0
$\begingroup$

I'd really like to get a basic idea of what happens under the hood of the fire/smoke simulation. It doesn't have to be detailed or specific to blender, just an overview of what actually happens.

Voxels are used for the underlying physics simulation of gas behavior. I can sort of imagine what happens when we're just simulating smoke by itself - I guess smoke is emitted with certain properties from somewhere with some starting velocity and other properties, and we try to solve the differential equation that describes this physical system. But what does changing Smoke to Smoke+Fire in the flow object do?

Is the physical event simulated differently when there is flame?
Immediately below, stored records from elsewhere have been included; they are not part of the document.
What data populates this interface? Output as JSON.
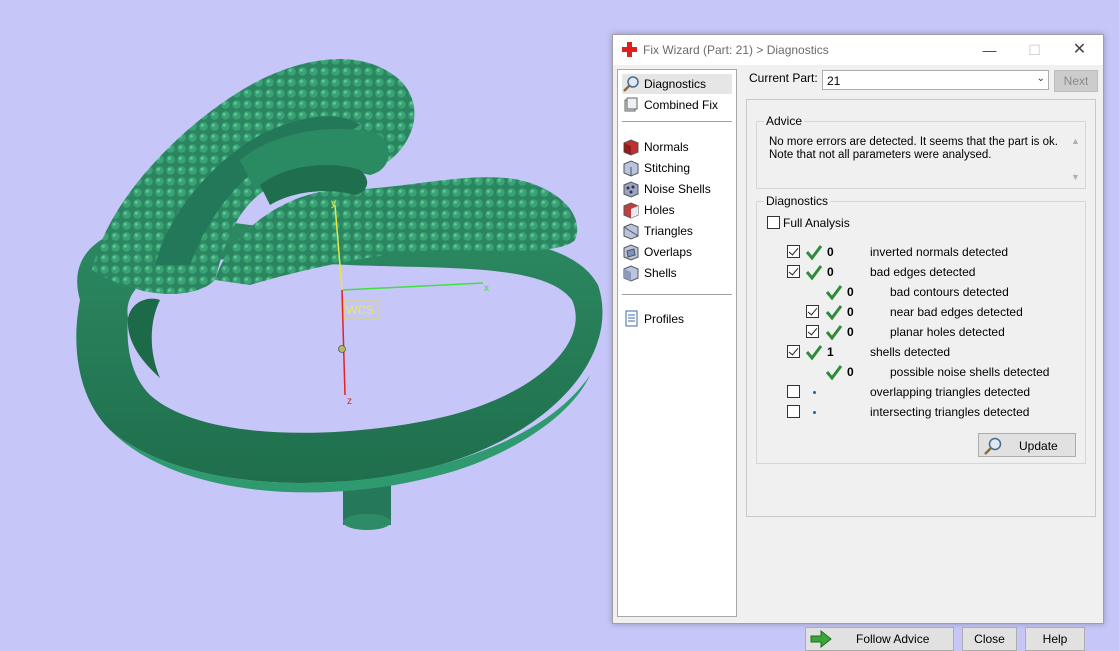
{
  "viewport": {
    "wcs_label": "WCS",
    "axis_x_label": "x",
    "axis_y_label": "y",
    "axis_z_label": "z",
    "model_color": "#2f8a63",
    "background_color": "#c6c6f8"
  },
  "dialog": {
    "title": "Fix Wizard (Part: 21) > Diagnostics",
    "app_icon": "red-cross-icon",
    "minimize_glyph": "—",
    "maximize_glyph": "☐",
    "close_glyph": "✕"
  },
  "nav": {
    "items": [
      {
        "label": "Diagnostics",
        "icon": "magnifier-icon",
        "selected": true
      },
      {
        "label": "Combined Fix",
        "icon": "combined-fix-icon"
      },
      {
        "label": "Normals",
        "icon": "normals-icon"
      },
      {
        "label": "Stitching",
        "icon": "stitching-icon"
      },
      {
        "label": "Noise Shells",
        "icon": "noise-shells-icon"
      },
      {
        "label": "Holes",
        "icon": "holes-icon"
      },
      {
        "label": "Triangles",
        "icon": "triangles-icon"
      },
      {
        "label": "Overlaps",
        "icon": "overlaps-icon"
      },
      {
        "label": "Shells",
        "icon": "shells-icon"
      },
      {
        "label": "Profiles",
        "icon": "profiles-icon"
      }
    ]
  },
  "current_part": {
    "label": "Current Part:",
    "value": "21",
    "next_label": "Next"
  },
  "advice": {
    "title": "Advice",
    "text": "No more errors are detected. It seems that the part is ok. Note that not all parameters were analysed."
  },
  "diagnostics": {
    "title": "Diagnostics",
    "full_analysis_label": "Full Analysis",
    "full_analysis_checked": false,
    "rows": [
      {
        "count": "0",
        "label": "inverted normals detected",
        "checked": true,
        "status": "ok"
      },
      {
        "count": "0",
        "label": "bad edges detected",
        "checked": true,
        "status": "ok"
      },
      {
        "count": "0",
        "label": "bad contours detected",
        "status": "ok"
      },
      {
        "count": "0",
        "label": "near bad edges detected",
        "checked": true,
        "status": "ok"
      },
      {
        "count": "0",
        "label": "planar holes detected",
        "checked": true,
        "status": "ok"
      },
      {
        "count": "1",
        "label": "shells detected",
        "checked": true,
        "status": "ok"
      },
      {
        "count": "0",
        "label": "possible noise shells detected",
        "status": "ok"
      },
      {
        "count": "",
        "label": "overlapping triangles detected",
        "checked": false,
        "status": "not-analysed"
      },
      {
        "count": "",
        "label": "intersecting triangles detected",
        "checked": false,
        "status": "not-analysed"
      }
    ],
    "update_label": "Update"
  },
  "buttons": {
    "follow_advice": "Follow Advice",
    "close": "Close",
    "help": "Help"
  },
  "colors": {
    "tick_green": "#2e8b3a",
    "arrow_green": "#3aa63a"
  }
}
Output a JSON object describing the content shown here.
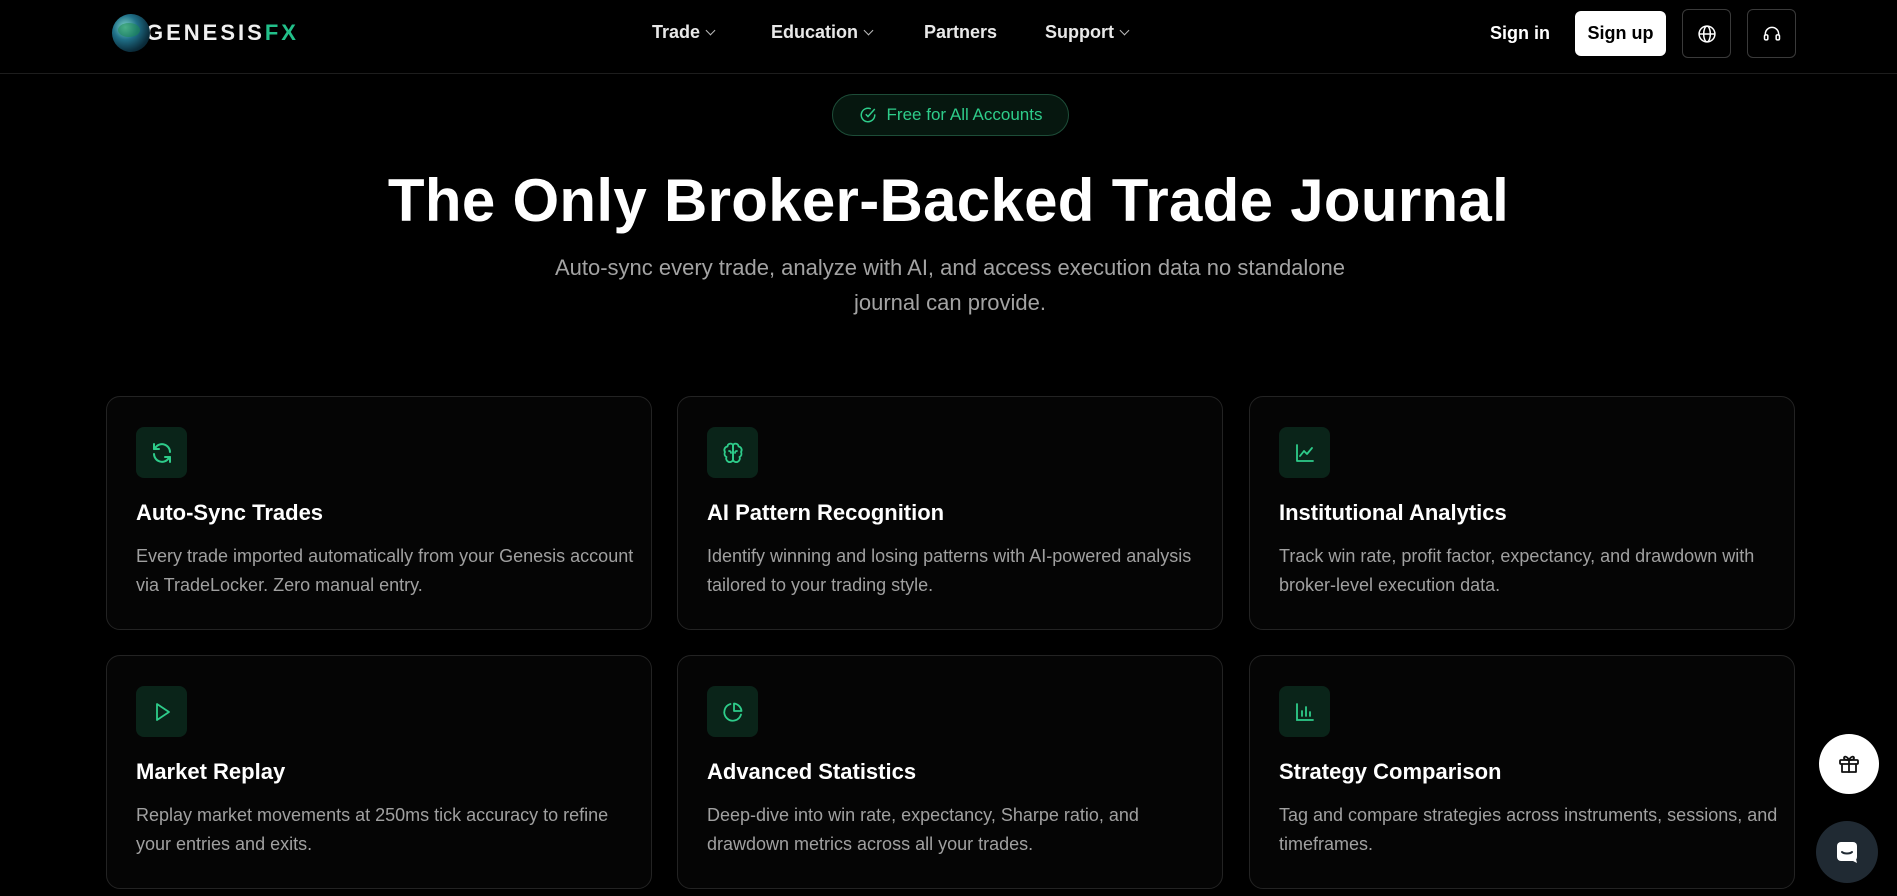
{
  "brand": {
    "name_main": "GENESIS",
    "name_accent": "FX"
  },
  "nav": {
    "items": [
      {
        "label": "Trade",
        "has_dropdown": true
      },
      {
        "label": "Education",
        "has_dropdown": true
      },
      {
        "label": "Partners",
        "has_dropdown": false
      },
      {
        "label": "Support",
        "has_dropdown": true
      }
    ],
    "sign_in": "Sign in",
    "sign_up": "Sign up",
    "icons": [
      "globe-icon",
      "headset-icon"
    ]
  },
  "hero": {
    "badge": "Free for All Accounts",
    "title": "The Only Broker-Backed Trade Journal",
    "subtitle": "Auto-sync every trade, analyze with AI, and access execution data no standalone journal can provide."
  },
  "features": [
    {
      "icon": "refresh-icon",
      "title": "Auto-Sync Trades",
      "description": "Every trade imported automatically from your Genesis account via TradeLocker. Zero manual entry."
    },
    {
      "icon": "brain-icon",
      "title": "AI Pattern Recognition",
      "description": "Identify winning and losing patterns with AI-powered analysis tailored to your trading style."
    },
    {
      "icon": "line-chart-icon",
      "title": "Institutional Analytics",
      "description": "Track win rate, profit factor, expectancy, and drawdown with broker-level execution data."
    },
    {
      "icon": "play-icon",
      "title": "Market Replay",
      "description": "Replay market movements at 250ms tick accuracy to refine your entries and exits."
    },
    {
      "icon": "pie-chart-icon",
      "title": "Advanced Statistics",
      "description": "Deep-dive into win rate, expectancy, Sharpe ratio, and drawdown metrics across all your trades."
    },
    {
      "icon": "bar-chart-icon",
      "title": "Strategy Comparison",
      "description": "Tag and compare strategies across instruments, sessions, and timeframes."
    }
  ],
  "floating": {
    "icons": [
      "gift-icon",
      "chat-icon"
    ]
  },
  "colors": {
    "accent": "#2ecc8a",
    "background": "#000000",
    "card_border": "#232323",
    "icon_bg": "#0a2419"
  }
}
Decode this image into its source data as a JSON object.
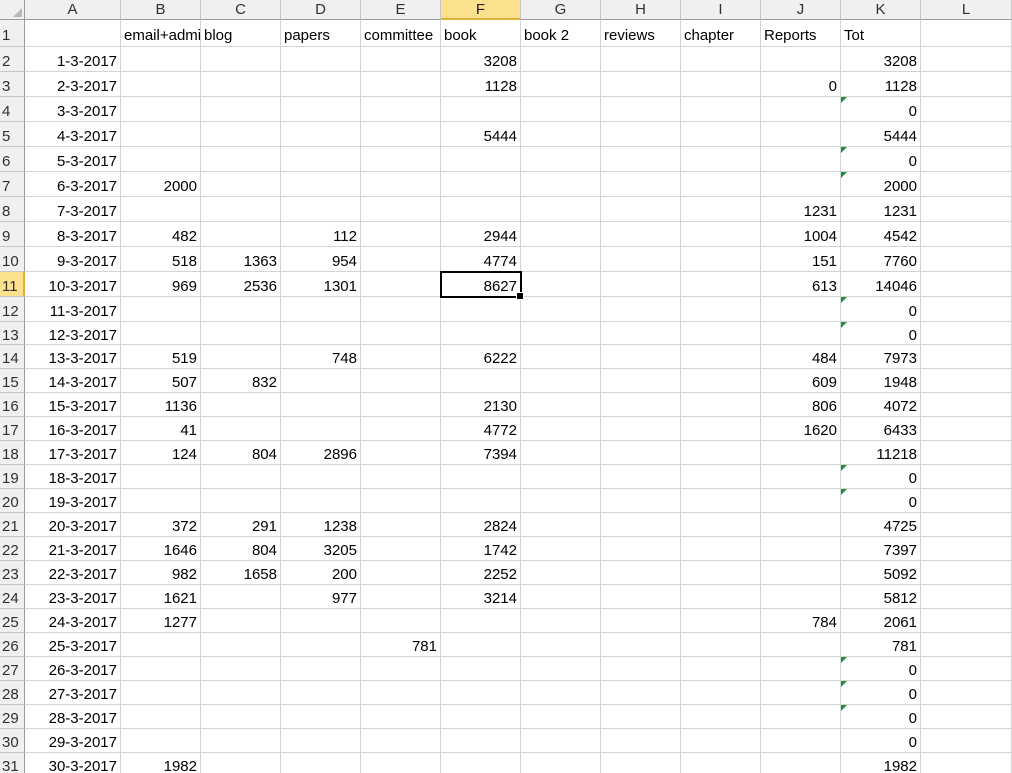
{
  "sheet": {
    "columns": [
      "A",
      "B",
      "C",
      "D",
      "E",
      "F",
      "G",
      "H",
      "I",
      "J",
      "K",
      "L"
    ],
    "selected_column": "F",
    "selected_row": 11,
    "headers": {
      "B": "email+admin",
      "C": "blog",
      "D": "papers",
      "E": "committee",
      "F": "book",
      "G": "book 2",
      "H": "reviews",
      "I": "chapter",
      "J": "Reports",
      "K": "Tot"
    },
    "rows": [
      {
        "row": 2,
        "A": "1-3-2017",
        "F": "3208",
        "K": "3208"
      },
      {
        "row": 3,
        "A": "2-3-2017",
        "F": "1128",
        "J": "0",
        "K": "1128"
      },
      {
        "row": 4,
        "A": "3-3-2017",
        "K": "0",
        "K_flag": true
      },
      {
        "row": 5,
        "A": "4-3-2017",
        "F": "5444",
        "K": "5444"
      },
      {
        "row": 6,
        "A": "5-3-2017",
        "K": "0",
        "K_flag": true
      },
      {
        "row": 7,
        "A": "6-3-2017",
        "B": "2000",
        "K": "2000",
        "K_flag": true
      },
      {
        "row": 8,
        "A": "7-3-2017",
        "J": "1231",
        "K": "1231"
      },
      {
        "row": 9,
        "A": "8-3-2017",
        "B": "482",
        "D": "112",
        "F": "2944",
        "J": "1004",
        "K": "4542"
      },
      {
        "row": 10,
        "A": "9-3-2017",
        "B": "518",
        "C": "1363",
        "D": "954",
        "F": "4774",
        "J": "151",
        "K": "7760"
      },
      {
        "row": 11,
        "A": "10-3-2017",
        "B": "969",
        "C": "2536",
        "D": "1301",
        "F": "8627",
        "J": "613",
        "K": "14046"
      },
      {
        "row": 12,
        "A": "11-3-2017",
        "K": "0",
        "K_flag": true
      },
      {
        "row": 13,
        "A": "12-3-2017",
        "K": "0",
        "K_flag": true
      },
      {
        "row": 14,
        "A": "13-3-2017",
        "B": "519",
        "D": "748",
        "F": "6222",
        "J": "484",
        "K": "7973"
      },
      {
        "row": 15,
        "A": "14-3-2017",
        "B": "507",
        "C": "832",
        "J": "609",
        "K": "1948"
      },
      {
        "row": 16,
        "A": "15-3-2017",
        "B": "1136",
        "F": "2130",
        "J": "806",
        "K": "4072"
      },
      {
        "row": 17,
        "A": "16-3-2017",
        "B": "41",
        "F": "4772",
        "J": "1620",
        "K": "6433"
      },
      {
        "row": 18,
        "A": "17-3-2017",
        "B": "124",
        "C": "804",
        "D": "2896",
        "F": "7394",
        "K": "11218"
      },
      {
        "row": 19,
        "A": "18-3-2017",
        "K": "0",
        "K_flag": true
      },
      {
        "row": 20,
        "A": "19-3-2017",
        "K": "0",
        "K_flag": true
      },
      {
        "row": 21,
        "A": "20-3-2017",
        "B": "372",
        "C": "291",
        "D": "1238",
        "F": "2824",
        "K": "4725"
      },
      {
        "row": 22,
        "A": "21-3-2017",
        "B": "1646",
        "C": "804",
        "D": "3205",
        "F": "1742",
        "K": "7397"
      },
      {
        "row": 23,
        "A": "22-3-2017",
        "B": "982",
        "C": "1658",
        "D": "200",
        "F": "2252",
        "K": "5092"
      },
      {
        "row": 24,
        "A": "23-3-2017",
        "B": "1621",
        "D": "977",
        "F": "3214",
        "K": "5812"
      },
      {
        "row": 25,
        "A": "24-3-2017",
        "B": "1277",
        "J": "784",
        "K": "2061"
      },
      {
        "row": 26,
        "A": "25-3-2017",
        "E": "781",
        "K": "781"
      },
      {
        "row": 27,
        "A": "26-3-2017",
        "K": "0",
        "K_flag": true
      },
      {
        "row": 28,
        "A": "27-3-2017",
        "K": "0",
        "K_flag": true
      },
      {
        "row": 29,
        "A": "28-3-2017",
        "K": "0",
        "K_flag": true
      },
      {
        "row": 30,
        "A": "29-3-2017",
        "K": "0"
      },
      {
        "row": 31,
        "A": "30-3-2017",
        "B": "1982",
        "K": "1982"
      }
    ],
    "colors": {
      "selected_header": "#fbe08e",
      "error_indicator": "#1e8e3e",
      "gridline": "#d4d4d4"
    }
  }
}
Do the flame and smoke physical simulations interact/effect each other, or they done independently? Maybe the flame texture is just extracted from the simulation based on some quality of the voxel in question (its temperature/other quality).

What is the default behavior from the flow object when we're using Smoke+Flame? Does it set some sort of "initial temperature" very high or something?

When the 3d textures are saved, and it comes to rendering the process, I suppose both are just composited together? (I suppose this isn't really related to smoke/flame, but just volumetric rendering together, but I thought I'd ask it for completeness).

$\endgroup$
3
$\begingroup$

Quick and watered down explanation. For Blender's simulator NOT MANATFLOW. Much of this can be applied to Mantflow among other parts. Volumetric are quite complicated in how they work so it won't be included.

Assuming your using Quick smoke settings(This is to avoid the thousands of different settings)

D = Divisions = 64

Divisions is the amount of divisions each side is divided into.Each side is equivalent one side may be 2 units long and will have D divisions a side that is 1 unit long on the (Should only be one domain) object will have the equivalent amount or (D / 2 because it's half the size).

Time scale is the speed how fast it will go the lower the slower.

Border collisions are self explanatory.

Empty space is a voxel is under this value it's considered empty.

Density how dense the smoke is the higher the value the faster it will spread out.

Temperature difference the difference between the smoke's temperature and the "air" around it Higher the value the faster it will go up (I don't think I need to explain why).

Voracity(Not the correct spelling) the amount of turbulence in the smoke and "air" (I don't recommend using) .

Dissolve this feature will determine how long the smoke takes to dissolve.

Adaptive domain will change how large the domain is therefore increasing and/or decreasing the amount needed to calculate use this (Adaptive domain in Mantaflow is bugged don't use it in that branch )

Cache will store the data that has been simulated (Search up a tutorial on rigid bodies it will explain the exact same think just different simulations)

Field weights are basically what is affecting affecting it.

Flames (I don't know how to explain but I'll try)

When simulating flame and smoke they are done mostly separate from each other but they interact through the proprieties like temp difference,density among others The main ones are Divisions,Temperature difference,Density,and Field weights. Divisions are how much will be considered flames Temperature will determine how long the flames stay before they emit smoke. Field weights I don't think I need to explain. Yes flames are taken from the result of the simulation through distance Temp and the other Major factors listed above. No the initial temperature isn't set high for Fire + Smoke it will basically do what is stated above.

Collections what you put in flow, anything that has smoke on it in that collection will emit but only from that one. What you put in to collision same thing but it will collide.

High Resolution Nothing I need to explain but noise method which is the differences in how noise is generated ( I have no Idea how it works).

$\endgroup$

Your Answer

By clicking “Post Your Answer”, you agree to our terms of service, privacy policy and cookie policy

Not the answer you're looking for? Browse other questions tagged or ask your own question.